The two coaches share a high school alma mater, a friendship that made the due diligence on Notre Dame’s prolific playmaker easy. And it was clear that after all their research, Houston was aggressive in their pursuit of Fuller, trading up to make Notre Dame’s All-American the second receiver off the board, triggered a run at the position.

“He was a guy that we felt strongly about,” Texans general manager Rick Smith told the team’s official website. “We didn’t want to take a chance on not getting him. We were aggressive. We went and made the move.”

That move made Fuller’s decision to leave Notre Dame after three seasons a good one. While it’ll require the Irish to rebuild at a position where Fuller served as one of college football’s best home run hitters, it gives Houston a vertical threat that can extend the top of a defense for a Texans offense that was serious about finding some solutions for a team already in the playoff mix.

Yes, Fuller has work to do. Completing the easy catch is one big area. But for all the pre-draft talk about his limitations, Brian Kelly took on some of the criticism head-on when talking with the Texans’ media reporter.

“Some people have compared him to Teddy Ginn, that’s not fair. He can catch the ball vertically like nobody I’ve coached in 25 years,” Kelly said (a sentiment some hack also laid out). Teddy Ginn is a very good player, but this is a different kind of player.
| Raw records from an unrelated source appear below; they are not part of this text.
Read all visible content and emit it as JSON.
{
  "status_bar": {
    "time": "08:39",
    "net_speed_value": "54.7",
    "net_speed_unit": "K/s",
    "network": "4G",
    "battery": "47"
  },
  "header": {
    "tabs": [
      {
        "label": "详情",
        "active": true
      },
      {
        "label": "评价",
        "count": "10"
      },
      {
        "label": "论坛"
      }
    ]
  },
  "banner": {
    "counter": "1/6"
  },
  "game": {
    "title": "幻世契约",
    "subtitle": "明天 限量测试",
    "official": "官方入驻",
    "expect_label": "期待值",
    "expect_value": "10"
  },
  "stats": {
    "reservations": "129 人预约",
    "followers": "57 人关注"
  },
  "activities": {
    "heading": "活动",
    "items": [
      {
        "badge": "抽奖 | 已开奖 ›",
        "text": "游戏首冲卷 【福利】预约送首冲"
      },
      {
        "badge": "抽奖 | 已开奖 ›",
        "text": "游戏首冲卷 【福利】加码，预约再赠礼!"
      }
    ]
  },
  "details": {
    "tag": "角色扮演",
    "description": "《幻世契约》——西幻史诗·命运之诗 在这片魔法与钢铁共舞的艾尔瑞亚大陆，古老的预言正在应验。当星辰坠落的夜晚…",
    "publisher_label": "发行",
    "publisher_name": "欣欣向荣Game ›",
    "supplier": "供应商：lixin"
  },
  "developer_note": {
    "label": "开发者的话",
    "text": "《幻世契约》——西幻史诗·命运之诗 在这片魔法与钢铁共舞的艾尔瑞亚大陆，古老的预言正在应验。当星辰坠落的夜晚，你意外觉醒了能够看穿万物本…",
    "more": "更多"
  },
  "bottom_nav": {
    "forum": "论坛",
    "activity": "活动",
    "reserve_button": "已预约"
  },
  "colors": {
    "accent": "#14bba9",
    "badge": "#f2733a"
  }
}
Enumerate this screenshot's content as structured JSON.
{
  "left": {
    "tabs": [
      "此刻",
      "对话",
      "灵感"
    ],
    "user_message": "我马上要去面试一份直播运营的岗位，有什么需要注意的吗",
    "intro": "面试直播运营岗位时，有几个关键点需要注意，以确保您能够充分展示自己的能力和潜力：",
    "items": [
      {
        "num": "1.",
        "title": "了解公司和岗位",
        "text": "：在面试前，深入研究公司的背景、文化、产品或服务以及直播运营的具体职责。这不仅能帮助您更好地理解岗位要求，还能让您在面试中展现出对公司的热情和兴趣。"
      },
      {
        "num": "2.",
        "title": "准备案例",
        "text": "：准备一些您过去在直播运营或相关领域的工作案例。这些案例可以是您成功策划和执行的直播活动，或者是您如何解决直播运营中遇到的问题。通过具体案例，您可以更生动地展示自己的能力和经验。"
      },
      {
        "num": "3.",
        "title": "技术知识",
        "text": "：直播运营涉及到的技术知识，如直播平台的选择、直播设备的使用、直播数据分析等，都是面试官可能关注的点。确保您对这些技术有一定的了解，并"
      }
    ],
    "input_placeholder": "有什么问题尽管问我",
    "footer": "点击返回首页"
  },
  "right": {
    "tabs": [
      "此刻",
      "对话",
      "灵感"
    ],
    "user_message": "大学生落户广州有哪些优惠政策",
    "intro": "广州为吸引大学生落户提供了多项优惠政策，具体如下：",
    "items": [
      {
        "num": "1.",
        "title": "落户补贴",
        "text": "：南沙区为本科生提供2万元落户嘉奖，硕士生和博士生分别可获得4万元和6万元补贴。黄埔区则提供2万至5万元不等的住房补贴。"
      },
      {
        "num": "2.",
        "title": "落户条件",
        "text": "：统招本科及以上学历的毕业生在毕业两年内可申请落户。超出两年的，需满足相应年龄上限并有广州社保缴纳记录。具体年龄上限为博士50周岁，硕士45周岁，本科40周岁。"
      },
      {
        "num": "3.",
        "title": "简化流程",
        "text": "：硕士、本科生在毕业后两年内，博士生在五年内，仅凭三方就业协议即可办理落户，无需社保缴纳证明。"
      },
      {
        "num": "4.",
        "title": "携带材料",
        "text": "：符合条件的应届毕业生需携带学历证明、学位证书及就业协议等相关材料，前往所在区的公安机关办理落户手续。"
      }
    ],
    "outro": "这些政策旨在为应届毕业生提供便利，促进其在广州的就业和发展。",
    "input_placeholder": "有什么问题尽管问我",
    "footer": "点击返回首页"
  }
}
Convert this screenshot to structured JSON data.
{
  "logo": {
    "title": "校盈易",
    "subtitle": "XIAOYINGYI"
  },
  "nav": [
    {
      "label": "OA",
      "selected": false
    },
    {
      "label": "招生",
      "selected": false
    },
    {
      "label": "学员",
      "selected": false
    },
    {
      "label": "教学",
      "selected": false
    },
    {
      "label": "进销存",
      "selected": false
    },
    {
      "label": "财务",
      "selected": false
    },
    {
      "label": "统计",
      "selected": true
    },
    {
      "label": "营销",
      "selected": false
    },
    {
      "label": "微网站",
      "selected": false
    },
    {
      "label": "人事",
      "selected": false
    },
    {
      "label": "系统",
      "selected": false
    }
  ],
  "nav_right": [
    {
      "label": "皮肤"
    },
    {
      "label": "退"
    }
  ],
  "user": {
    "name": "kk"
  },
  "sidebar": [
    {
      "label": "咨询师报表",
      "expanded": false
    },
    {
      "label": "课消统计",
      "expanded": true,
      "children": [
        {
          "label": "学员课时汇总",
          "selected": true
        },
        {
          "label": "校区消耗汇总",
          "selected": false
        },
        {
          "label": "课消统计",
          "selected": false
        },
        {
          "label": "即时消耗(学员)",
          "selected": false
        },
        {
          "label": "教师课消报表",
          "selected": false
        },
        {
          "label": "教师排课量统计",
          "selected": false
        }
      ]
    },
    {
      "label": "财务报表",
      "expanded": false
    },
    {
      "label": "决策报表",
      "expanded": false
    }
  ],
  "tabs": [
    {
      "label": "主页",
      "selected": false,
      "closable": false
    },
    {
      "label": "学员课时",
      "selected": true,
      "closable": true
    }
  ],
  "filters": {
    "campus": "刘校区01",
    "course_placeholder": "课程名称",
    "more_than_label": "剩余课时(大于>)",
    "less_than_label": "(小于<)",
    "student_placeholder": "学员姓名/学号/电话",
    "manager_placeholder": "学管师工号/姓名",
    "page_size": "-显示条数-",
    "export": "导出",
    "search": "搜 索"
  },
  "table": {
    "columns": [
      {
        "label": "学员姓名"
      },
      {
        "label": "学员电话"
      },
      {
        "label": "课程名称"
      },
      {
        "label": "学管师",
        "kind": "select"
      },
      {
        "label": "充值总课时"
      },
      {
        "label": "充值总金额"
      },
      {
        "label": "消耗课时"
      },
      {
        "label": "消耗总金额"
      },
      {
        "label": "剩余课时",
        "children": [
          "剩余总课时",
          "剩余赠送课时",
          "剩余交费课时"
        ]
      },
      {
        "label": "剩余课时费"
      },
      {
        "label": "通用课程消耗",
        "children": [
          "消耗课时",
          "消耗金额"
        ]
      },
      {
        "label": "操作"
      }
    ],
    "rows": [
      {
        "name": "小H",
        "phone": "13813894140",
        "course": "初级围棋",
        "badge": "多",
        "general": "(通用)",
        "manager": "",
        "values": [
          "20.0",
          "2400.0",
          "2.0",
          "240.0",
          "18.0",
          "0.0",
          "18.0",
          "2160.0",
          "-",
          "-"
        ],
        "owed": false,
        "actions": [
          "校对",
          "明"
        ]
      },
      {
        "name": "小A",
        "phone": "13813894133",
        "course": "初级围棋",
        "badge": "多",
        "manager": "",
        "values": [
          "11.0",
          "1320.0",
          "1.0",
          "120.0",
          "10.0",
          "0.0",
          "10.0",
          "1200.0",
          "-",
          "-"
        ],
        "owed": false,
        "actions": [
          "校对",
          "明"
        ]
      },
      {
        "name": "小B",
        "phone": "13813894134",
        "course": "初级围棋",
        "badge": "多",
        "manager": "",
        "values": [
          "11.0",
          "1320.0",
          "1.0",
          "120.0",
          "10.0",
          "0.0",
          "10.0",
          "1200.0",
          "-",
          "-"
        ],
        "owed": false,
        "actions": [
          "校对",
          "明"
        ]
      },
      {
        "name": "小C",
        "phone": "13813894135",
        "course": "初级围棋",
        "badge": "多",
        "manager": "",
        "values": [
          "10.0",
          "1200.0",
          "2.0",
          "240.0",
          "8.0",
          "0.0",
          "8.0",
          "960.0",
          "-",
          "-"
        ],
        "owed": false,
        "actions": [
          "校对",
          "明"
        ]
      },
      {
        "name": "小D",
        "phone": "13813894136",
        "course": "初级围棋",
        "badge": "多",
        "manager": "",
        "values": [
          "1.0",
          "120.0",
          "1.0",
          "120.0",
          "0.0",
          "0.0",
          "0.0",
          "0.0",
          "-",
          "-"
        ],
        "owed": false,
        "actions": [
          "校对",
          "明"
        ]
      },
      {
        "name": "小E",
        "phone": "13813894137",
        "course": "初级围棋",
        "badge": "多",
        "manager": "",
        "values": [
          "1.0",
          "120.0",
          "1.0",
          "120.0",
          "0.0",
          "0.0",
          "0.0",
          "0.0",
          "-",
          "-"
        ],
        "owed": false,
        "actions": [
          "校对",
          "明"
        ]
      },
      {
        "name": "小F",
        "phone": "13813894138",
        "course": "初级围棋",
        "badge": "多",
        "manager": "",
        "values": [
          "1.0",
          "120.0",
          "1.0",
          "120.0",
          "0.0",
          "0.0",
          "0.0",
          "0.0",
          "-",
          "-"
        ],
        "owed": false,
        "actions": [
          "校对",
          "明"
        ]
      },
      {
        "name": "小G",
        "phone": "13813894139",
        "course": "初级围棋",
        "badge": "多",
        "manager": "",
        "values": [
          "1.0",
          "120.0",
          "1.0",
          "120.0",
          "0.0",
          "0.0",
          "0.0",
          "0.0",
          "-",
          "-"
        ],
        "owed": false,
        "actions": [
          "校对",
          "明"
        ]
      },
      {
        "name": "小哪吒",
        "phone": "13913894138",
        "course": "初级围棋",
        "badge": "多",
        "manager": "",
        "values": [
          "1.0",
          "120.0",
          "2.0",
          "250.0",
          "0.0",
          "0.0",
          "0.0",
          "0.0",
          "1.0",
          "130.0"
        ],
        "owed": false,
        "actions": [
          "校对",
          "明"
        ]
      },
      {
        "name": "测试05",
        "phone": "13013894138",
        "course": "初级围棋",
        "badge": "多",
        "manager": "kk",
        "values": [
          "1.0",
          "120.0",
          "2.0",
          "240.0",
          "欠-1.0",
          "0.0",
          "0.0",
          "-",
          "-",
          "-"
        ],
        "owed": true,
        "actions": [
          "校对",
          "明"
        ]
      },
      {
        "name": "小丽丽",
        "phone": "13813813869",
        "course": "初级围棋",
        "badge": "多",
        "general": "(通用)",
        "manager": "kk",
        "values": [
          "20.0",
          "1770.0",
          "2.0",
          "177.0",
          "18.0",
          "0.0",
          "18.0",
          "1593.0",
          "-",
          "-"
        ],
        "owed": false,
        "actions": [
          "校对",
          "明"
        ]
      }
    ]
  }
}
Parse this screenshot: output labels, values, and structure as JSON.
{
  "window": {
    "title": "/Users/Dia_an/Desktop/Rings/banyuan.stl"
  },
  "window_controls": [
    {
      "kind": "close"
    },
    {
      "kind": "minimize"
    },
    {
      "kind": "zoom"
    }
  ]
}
If you throw the ball deep, he’s going to catch the football.”

Fuller is never going to be the biggest receiver on the field. But while most of the banter on his game focused on the negative or his deep ball skills, expect Fuller to find a role not just running deep but unleashed in the screen game as well. After the Texans spent huge on quarterback Brock Osweiler and have invested in fellow Philadelphia native and 2015 third-round pick Jaelen Strong, Fuller wasn’t selected for the future but rather expected to be a day-one piece of the puzzle.

“This will change the speed on offense immediately,” Kelly said. “It was not ‘Hey, let’s wait a couple of years’. It was ‘Let’s go get this right now’ and I think Will will do that for them.”